robberies. Black Bart's days as a robber came to an end at a
mountain pass near Copperolis, Calif., when he approached a
stagecoach driver who had allowed a friend to ride along. The friend
came along because he thought it would be a good day to do some
hunting along the route.
It was this final robbery that provided the evidence leading to
his arrest. While you would think that a robber would meet his end
by getting shot, it was instead a piece of laundry that did him in.
The stagecoach driver's friend did shoot at Black Bart, but he
Black Bart spent at least a half-hour opening the Wells Fargo
strongbox with an ax. When his hand started bleeding, he wrapped it
in a handkerchief. It was this handkerchief -- with a laundry mark
that read "F.X.O.7" -- that turned out to be the piece of evidence
that ended his career. He ended up walking and running more than 100
miles through the mountains to get to Sacramento. He arrived in San
Francisco soon after that.
Investigator Harry Morse, who was hired by Wells Fargo for the
sole purpose of catching Black Bart, began calling on San
Francisco's 91 laundries, showing the F.X.O.7 handkerchief to each
one. About a week later, they had their man.

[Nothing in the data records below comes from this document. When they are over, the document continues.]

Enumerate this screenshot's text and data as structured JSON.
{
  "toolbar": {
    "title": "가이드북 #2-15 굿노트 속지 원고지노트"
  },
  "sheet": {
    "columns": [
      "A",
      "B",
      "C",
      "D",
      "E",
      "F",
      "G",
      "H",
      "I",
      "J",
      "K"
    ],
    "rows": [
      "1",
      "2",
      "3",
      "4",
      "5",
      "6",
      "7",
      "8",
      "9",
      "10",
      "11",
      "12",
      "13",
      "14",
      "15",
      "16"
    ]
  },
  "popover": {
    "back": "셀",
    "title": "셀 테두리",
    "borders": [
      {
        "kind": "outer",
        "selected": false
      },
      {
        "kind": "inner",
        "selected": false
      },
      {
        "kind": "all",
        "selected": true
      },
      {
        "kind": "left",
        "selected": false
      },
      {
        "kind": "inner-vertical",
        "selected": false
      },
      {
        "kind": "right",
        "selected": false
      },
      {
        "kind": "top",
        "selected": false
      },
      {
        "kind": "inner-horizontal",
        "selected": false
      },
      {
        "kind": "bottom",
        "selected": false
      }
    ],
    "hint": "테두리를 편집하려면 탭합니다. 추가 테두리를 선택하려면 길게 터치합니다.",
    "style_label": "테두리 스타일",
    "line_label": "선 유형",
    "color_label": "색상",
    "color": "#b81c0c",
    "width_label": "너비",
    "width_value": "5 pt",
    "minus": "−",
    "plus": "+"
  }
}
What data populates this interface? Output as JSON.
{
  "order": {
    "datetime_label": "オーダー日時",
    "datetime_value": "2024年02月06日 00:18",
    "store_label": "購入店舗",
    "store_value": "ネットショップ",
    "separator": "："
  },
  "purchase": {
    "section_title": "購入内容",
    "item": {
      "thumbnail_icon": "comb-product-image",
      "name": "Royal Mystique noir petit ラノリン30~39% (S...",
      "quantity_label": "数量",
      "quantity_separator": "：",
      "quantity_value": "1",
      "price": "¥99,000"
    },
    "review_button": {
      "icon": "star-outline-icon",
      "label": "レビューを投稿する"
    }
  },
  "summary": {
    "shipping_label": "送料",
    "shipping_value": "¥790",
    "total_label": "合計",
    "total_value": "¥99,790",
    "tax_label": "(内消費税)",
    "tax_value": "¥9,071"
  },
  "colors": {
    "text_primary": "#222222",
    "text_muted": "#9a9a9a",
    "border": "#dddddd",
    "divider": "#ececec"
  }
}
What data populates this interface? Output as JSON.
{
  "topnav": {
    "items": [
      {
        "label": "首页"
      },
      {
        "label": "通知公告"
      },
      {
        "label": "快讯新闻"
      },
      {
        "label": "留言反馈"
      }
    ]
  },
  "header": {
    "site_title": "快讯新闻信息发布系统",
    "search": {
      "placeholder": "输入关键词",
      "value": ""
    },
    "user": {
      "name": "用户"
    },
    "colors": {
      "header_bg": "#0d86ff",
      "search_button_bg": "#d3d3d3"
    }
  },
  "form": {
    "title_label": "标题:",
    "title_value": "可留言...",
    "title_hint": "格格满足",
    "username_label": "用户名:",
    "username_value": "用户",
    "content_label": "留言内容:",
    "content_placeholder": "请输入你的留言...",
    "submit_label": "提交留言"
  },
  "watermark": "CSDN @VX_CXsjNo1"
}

In the end, Charles Boles, aka Black Bart, served 4 1/2 years of
a six-year sentence in San Quentin prison.
There's one other thing that you might not have known about Black
Bart, the robber poet who became a notorious outlaw in the Old West.
He never once fired a shot at any of his victims. It would have been
impossible for him to do so, because he never loaded his gun!
Paul Niemann may be reached at
Copyright Paul Niemann 2008